### Excerpted data
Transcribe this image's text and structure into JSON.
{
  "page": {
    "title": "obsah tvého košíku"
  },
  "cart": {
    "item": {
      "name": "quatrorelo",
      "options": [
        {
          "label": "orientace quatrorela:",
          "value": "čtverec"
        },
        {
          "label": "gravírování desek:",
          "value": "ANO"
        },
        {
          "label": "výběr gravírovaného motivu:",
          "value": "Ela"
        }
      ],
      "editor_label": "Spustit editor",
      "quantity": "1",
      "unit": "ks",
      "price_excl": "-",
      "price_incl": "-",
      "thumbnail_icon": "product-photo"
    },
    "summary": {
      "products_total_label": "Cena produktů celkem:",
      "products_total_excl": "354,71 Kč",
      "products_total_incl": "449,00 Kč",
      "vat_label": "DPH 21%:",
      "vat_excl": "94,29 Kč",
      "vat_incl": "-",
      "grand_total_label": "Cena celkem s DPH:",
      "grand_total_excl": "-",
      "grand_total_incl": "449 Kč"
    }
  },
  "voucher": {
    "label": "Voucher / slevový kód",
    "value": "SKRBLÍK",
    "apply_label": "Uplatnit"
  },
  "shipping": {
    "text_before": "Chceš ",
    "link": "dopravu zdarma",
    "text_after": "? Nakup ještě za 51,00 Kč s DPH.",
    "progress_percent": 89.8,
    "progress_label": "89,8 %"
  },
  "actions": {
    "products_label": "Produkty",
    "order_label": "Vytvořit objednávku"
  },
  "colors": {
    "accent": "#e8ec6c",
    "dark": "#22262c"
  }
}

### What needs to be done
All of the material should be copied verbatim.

### Output of the task
Transcribe this image's text and structure into JSON.
{
  "page": {
    "title": "obsah tvého košíku"
  },
  "cart": {
    "item": {
      "name": "quatrorelo",
      "options": [
        {
          "label": "orientace quatrorela:",
          "value": "čtverec"
        },
        {
          "label": "gravírování desek:",
          "value": "ANO"
        },
        {
          "label": "výběr gravírovaného motivu:",
          "value": "Ela"
        }
      ],
      "editor_label": "Spustit editor",
      "quantity": "1",
      "unit": "ks",
      "price_excl": "-",
      "price_incl": "-",
      "thumbnail_icon": "product-photo"
    },
    "summary": {
      "products_total_label": "Cena produktů celkem:",
      "products_total_excl": "354,71 Kč",
      "products_total_incl": "449,00 Kč",
      "vat_label": "DPH 21%:",
      "vat_excl": "94,29 Kč",
      "vat_incl": "-",
      "grand_total_label": "Cena celkem s DPH:",
      "grand_total_excl": "-",
      "grand_total_incl": "449 Kč"
    }
  },
  "voucher": {
    "label": "Voucher / slevový kód",
    "value": "SKRBLÍK",
    "apply_label": "Uplatnit"
  },
  "shipping": {
    "text_before": "Chceš ",
    "link": "dopravu zdarma",
    "text_after": "? Nakup ještě za 51,00 Kč s DPH.",
    "progress_percent": 89.8,
    "progress_label": "89,8 %"
  },
  "actions": {
    "products_label": "Produkty",
    "order_label": "Vytvořit objednávku"
  },
  "colors": {
    "accent": "#e8ec6c",
    "dark": "#22262c"
  }
}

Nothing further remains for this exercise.